GTD Journey: On (not) linking next actions to projects
So I use the GTD (Getting Things Done) method to organize my brain. It has allowed me to manage anxiety and stress over the years. From time to time I look at my system and reflect: is it getting messy? is it too complicated? is it really working for me now?
One of the things I’ve always thought was fundamental to me was having a system in which Projects and Next Actions are explicitly and solidly linked. I tend to spend more time organizing rather than executing projects. The truth is that we don’t execute projects, we execute actions that will eventually attain the project goal. And that idea is the basis of why GTD recommends having the next actions sorted by Contexts.
A context can be a place, a tool, a mindset, or the people required to complete a given task. If I want to make a phone call, I need my phone (@calls). If I want to pick up something at the grocery store, I need to go there (@errands). So the idea is to assign contexts to next actions so that it’s easier to decide what I should be doing at any given time because I have a limiting factor (context). It’s about focusing on execution.
I don’t think I paid too much attention to contexts in my system, I was more worried about setting up projects right. Hence, my preference has always been to use Nirvana to manage my projects and actions. But I want to do an experiment: use a simpler tool in which contexts are more upfront, forcing me to work by contexts.
Experiment with Microsoft To Do
I chose the app MS To Do for my experiment. I’ve tested it before and I think it provides a clean and beautiful interface, syncs on all my devices, and provides an easy setup.
I’m using two different accounts: one for personal and one for work. The company I work for is switching everything from Google to Microsoft so I will take advantage of that. I already have an Office365 subscription for my personal file storage and calendar.
I followed the official GTD guide to set up my system. I have a “Projects” list with hashtags to identify them. So I still have some way to “link” projects to next actions, but I would say it’s a weak link. The hashtags are more like temporary keywords to remind me what that action is related to. I don’t have a proper “project folder” anymore, containing all actions related to a project and that’s a big mind shift for me.
Right now I’m happy with my setup. I like the option to use emojis, it makes my lists more enjoyable. One of the few things I disliked about Nirvana was that it was visually uninteresting to me. I like some colors and visuals to attract my attention.
One thing I’m using consistently on MS To Do is the “My Day” feature. In the morning I open up the “My Day” tab and it really helps me plan my day. It’s a smart list that resets every night, so it forces me to think about what I want to accomplish every day and focus on them. In Nirvana I used to have the “Starred” items to focus but since this list didn’t reset, I used to have stale items in there and I constantly skipped the daily planning.
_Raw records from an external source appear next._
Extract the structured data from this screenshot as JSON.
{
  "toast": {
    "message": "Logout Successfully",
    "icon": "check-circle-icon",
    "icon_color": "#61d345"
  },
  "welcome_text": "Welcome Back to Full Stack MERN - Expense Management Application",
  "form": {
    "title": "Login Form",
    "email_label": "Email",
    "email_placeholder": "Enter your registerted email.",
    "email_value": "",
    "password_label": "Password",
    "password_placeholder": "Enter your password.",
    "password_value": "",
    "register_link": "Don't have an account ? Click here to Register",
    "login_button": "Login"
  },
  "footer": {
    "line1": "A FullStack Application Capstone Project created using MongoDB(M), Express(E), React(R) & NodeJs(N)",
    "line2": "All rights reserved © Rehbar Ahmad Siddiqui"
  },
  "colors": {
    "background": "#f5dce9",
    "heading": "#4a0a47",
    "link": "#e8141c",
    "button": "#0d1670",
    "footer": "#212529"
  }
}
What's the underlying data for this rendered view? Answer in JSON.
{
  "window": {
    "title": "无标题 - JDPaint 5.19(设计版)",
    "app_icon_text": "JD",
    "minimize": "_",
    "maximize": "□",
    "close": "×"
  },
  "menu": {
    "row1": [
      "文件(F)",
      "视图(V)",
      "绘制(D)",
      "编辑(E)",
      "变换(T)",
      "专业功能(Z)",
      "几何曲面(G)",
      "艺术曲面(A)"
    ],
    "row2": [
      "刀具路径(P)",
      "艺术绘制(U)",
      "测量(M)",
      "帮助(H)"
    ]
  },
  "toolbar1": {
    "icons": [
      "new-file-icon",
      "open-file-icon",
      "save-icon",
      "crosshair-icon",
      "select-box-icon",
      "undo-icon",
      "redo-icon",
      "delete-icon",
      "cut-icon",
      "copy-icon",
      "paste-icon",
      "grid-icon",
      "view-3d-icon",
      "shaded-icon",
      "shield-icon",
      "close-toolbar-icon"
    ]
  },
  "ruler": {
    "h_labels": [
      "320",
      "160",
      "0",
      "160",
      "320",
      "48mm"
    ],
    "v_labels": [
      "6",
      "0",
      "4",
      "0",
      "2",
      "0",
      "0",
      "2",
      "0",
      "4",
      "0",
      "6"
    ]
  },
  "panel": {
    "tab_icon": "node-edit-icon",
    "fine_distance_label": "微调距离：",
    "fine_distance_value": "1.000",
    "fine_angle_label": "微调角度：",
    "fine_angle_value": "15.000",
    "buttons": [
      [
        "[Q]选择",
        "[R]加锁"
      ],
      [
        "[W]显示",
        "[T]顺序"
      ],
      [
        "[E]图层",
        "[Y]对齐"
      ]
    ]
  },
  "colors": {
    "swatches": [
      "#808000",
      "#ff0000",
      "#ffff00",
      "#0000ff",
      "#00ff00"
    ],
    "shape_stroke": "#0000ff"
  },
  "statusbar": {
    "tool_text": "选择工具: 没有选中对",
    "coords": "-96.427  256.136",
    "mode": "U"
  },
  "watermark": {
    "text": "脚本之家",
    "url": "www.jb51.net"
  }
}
So I’ll see how this experiment goes. I’m already seeing benefits in having a quicker way to process my next actions: I just move or drag/drop the item to its context. Done. No filters, no clicking and choosing through various drop-down menus. Also, personal and work are 2 separate accounts, but on the desktop app I can easily move between the two. So it creates a nice work-personal boundary in my brain and still allows for some integration. Let’s say I remember something about work that is bothering me: I can easily capture that capture in my work inbox if I’m on my personal computer. Same thing if I’m on my work computer and want to see my personal lists.
By Noisy Deadlines
Minimalist in progress, nerdy, introvert, skeptic. I don't leave without my e-reader.